In my quest to organize and simplify my home, which was–is–overfull of things we don’t need, I’ve been working to simplify other things, as well, like my schedule. All this thinking about what I need, what I don’t need–it has now drifted into a quest to deal with some of my time wasters. And I bet you can guess one of my biggest time wasters, since you likely had to tap into that today to read this post.
Yep. Like huge numbers of people around the world, I can sink into the internet and not come up for air for hours. And half the time I can’t tell you where I was or what I was doing. Whatever it was, there’s a good chance it didn’t matter, and a better chance that I could have used that time for something better.
I don’t have a phone. I mean, I have a landline, but that’s it. No smart phone. I’m a relic, I know. And yet, that doesn’t stop me from being connected way, way, WAY too much. I write on the computer, both fiction and blog, so the internet is here, at my fingertips, all the time. When I’m stuck on a sentence, I might as well swing over to Facebook and waste a minute or two until my brain clears. While I’m writing my blog, I’m on the internet already, and it’s no problem to multitask a little bit and switch from here to email and back.
And then, suddenly, time is gone. What happened?
I should be strong enough and controlled enough to deal with this on my own, but at the moment I’m not. Funny thing is that I likely spend more wasted time on Facebook than anywhere else, and I hate it. It’s a very rare moment that I leave Facebook feeling good about anything. It’s filled with bad news and lots of blog posts meant to teach me by pointing out my failures. You know the ones. Titles like Real Christians Would Never (fill in the blank with something I’ve done.) Ten Things a Good Person Would NEVER say to a (single person, tall person, short person, poor person, person from another race), again, filled with things I’ve said. Five Parenting Fails. Yep. I’m usually guilty of one or two.
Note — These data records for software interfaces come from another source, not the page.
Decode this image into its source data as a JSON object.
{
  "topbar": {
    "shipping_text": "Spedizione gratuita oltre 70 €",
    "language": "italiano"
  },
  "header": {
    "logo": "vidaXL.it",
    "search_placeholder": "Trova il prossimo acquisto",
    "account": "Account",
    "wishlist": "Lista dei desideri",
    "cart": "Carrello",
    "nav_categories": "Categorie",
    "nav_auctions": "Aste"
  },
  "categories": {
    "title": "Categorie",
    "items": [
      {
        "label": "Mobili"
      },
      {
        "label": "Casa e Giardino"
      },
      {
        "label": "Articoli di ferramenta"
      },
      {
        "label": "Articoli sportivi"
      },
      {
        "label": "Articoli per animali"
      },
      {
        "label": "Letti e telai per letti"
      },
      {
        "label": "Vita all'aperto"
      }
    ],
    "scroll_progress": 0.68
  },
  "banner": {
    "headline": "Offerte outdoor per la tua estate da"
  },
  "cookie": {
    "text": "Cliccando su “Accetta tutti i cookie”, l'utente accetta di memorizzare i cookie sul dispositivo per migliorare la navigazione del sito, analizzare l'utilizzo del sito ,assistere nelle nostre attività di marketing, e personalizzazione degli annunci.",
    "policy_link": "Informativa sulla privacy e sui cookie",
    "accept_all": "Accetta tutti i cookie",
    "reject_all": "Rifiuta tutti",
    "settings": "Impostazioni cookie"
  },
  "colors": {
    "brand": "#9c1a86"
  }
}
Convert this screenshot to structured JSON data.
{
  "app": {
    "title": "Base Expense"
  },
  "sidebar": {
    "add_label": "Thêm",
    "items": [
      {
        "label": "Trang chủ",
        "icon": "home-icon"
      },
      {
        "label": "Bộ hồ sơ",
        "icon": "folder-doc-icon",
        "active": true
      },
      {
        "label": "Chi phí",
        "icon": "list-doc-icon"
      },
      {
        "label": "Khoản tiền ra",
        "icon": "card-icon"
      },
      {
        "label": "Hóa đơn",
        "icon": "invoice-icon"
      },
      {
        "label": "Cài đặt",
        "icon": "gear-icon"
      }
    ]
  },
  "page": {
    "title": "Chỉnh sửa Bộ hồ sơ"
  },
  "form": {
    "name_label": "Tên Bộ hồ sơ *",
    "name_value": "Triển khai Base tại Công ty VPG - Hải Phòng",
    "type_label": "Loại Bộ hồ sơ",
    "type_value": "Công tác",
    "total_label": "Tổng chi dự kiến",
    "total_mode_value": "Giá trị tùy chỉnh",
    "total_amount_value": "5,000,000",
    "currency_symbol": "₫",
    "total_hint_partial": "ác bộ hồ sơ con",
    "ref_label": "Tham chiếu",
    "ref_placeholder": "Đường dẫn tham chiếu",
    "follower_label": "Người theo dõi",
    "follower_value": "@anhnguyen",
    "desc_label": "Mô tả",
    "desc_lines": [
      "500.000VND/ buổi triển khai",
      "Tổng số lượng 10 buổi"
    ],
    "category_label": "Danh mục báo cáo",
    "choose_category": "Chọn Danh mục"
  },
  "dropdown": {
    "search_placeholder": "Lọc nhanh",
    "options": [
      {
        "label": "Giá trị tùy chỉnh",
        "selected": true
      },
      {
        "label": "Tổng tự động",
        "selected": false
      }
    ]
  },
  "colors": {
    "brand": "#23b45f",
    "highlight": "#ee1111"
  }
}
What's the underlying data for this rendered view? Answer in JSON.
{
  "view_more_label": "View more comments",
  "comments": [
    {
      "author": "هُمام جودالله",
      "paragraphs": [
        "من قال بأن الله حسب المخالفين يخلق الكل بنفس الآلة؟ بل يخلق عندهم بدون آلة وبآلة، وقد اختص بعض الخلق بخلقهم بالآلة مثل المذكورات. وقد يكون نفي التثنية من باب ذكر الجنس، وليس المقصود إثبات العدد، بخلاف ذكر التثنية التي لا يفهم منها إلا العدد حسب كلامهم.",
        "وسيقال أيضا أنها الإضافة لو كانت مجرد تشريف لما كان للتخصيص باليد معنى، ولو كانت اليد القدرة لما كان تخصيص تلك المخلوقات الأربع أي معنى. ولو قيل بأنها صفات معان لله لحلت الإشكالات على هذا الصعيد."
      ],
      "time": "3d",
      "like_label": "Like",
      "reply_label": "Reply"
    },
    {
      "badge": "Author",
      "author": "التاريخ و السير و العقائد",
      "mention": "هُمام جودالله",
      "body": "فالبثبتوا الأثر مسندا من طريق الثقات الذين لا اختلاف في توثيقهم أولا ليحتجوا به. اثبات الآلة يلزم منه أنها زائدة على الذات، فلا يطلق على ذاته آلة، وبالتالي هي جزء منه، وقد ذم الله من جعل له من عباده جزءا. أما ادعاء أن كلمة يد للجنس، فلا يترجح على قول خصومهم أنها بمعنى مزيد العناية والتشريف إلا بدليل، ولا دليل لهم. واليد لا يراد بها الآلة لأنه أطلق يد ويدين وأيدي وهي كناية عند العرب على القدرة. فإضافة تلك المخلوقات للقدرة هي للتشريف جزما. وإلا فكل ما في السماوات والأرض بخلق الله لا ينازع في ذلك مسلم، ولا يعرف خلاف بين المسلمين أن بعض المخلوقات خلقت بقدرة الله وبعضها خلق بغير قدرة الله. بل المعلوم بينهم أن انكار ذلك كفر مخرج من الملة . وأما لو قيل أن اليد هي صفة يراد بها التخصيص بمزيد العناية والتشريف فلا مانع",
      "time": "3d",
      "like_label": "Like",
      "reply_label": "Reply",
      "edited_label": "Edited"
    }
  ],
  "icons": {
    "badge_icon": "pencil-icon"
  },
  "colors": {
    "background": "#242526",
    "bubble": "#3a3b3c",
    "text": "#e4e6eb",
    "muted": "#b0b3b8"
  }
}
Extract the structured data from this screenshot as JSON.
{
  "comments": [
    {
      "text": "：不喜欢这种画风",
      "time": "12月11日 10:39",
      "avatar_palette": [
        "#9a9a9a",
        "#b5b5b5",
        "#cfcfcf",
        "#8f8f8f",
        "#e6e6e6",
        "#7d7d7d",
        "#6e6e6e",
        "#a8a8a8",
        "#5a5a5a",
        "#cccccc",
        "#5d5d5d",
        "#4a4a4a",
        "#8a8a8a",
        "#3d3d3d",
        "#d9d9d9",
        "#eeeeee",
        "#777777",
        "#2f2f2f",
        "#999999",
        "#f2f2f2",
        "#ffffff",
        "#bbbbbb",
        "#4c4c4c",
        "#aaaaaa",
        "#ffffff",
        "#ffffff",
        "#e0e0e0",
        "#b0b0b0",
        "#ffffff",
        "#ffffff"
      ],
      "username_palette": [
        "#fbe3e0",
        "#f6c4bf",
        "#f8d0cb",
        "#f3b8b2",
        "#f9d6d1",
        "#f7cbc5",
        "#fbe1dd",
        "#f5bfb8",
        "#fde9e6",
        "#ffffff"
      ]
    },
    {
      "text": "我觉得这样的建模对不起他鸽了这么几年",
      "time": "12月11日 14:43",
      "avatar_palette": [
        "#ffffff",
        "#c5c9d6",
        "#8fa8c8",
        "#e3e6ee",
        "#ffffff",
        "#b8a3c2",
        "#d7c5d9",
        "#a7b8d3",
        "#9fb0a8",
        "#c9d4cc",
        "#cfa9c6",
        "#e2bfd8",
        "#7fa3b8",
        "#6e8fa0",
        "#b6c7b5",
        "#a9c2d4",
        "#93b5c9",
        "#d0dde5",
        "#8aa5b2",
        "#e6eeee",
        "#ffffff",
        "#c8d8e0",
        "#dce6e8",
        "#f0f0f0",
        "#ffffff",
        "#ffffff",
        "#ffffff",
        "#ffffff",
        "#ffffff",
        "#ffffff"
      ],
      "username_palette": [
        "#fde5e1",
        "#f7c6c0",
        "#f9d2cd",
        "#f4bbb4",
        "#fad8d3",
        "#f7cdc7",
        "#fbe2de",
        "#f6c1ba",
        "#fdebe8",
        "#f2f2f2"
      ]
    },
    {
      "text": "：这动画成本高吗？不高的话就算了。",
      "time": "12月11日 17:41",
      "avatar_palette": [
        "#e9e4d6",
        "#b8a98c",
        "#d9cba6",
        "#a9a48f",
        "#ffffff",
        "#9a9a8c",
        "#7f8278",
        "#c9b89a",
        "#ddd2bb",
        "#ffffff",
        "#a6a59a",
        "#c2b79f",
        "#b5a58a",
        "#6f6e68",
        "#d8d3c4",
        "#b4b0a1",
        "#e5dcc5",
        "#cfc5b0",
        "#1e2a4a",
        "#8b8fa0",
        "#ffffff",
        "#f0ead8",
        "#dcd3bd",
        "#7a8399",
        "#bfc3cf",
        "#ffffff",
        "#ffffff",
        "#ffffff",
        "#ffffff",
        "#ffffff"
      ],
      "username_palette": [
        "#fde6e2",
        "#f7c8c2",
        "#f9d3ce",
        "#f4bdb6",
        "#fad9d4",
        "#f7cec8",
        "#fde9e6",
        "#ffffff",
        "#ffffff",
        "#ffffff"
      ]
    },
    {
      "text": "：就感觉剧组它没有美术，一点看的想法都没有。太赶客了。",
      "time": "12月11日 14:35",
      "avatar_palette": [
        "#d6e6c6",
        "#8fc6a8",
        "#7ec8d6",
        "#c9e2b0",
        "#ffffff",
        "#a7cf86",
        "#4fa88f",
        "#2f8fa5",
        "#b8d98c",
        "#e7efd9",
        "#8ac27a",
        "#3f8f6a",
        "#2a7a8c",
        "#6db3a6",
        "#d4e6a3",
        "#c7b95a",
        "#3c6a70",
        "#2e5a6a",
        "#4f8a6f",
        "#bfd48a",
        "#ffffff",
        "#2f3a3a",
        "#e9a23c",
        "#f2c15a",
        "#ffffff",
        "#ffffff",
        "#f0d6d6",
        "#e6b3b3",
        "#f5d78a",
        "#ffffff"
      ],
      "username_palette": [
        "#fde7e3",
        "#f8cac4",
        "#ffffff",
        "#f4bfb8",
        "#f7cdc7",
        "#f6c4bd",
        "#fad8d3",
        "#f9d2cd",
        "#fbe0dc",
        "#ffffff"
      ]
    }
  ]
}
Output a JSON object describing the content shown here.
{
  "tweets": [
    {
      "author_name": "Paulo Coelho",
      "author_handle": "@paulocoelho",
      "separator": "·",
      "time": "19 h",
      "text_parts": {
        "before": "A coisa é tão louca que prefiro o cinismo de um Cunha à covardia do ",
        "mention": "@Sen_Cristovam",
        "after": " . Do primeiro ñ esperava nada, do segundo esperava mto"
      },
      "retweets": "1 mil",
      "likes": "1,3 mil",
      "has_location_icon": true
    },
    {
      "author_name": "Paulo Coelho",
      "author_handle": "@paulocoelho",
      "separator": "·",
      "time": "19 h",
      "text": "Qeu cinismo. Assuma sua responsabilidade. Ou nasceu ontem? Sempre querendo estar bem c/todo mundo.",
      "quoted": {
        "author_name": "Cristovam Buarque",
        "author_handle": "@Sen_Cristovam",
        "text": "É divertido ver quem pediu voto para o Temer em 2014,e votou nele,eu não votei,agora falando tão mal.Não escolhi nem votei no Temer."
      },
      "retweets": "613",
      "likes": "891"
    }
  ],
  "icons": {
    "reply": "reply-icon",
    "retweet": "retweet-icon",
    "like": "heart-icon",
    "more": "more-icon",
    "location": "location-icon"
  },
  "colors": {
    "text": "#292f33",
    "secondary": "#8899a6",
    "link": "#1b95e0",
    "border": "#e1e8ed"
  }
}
And yet, I still go back to Facebook. What on earth is wrong with me?
Anyway, I need a little help. So I looked for it. And, fortunately, found it. There are many apps out there that can help those of us who spend time on our computers stay on task. Seems Google has one called Nanny. I stayed away from that one. Too much truth in that name, thanks. There are others, but the one I finally landed on is called Freedom.to. I like that. It’s all in the marketing. Freedom to do other things. Freedom to use my time wisely. Freedom to stay away from articles and blog posts that make me feel like a monster. Yes, it’s a nanny, since I can’t do this myself yet, but I can pretend it’s nobler than that.It’s a productivity tool, not a babysitter. And it’s easier on my waistline than my other time management trick–taking my computer to Culver’s restaurant across town, which has no internet but does have French fries.
So, now I’m blocking myself off a bunch of websites while I work. I don’t want to block the entire internet, because while I write I use online dictionaries, a thesaurus, baby name sites, Pandora for music, and sometimes do research for my books. I need those. So, this is the next best thing, blocking the sites where I lose time when I need to focus on other things.
Soon I hope I can take off the training wheels and manage my time alone. But until then, or if that never happens, I’m pleased to find ways to deal with my weaknesses and focus my energy. The internet can be a great tool. And it can be the ruination of a soul. I hope to be wiser about my use of it as I continue my journey toward a life where I can be all God wants, in the physical realm as well as the spiritual and emotional. And if you have a favorite way to use the internet wisely, productively, and without wasting hours of time, I’d love to hear it. I am not too proud to admit I need all the help I can get.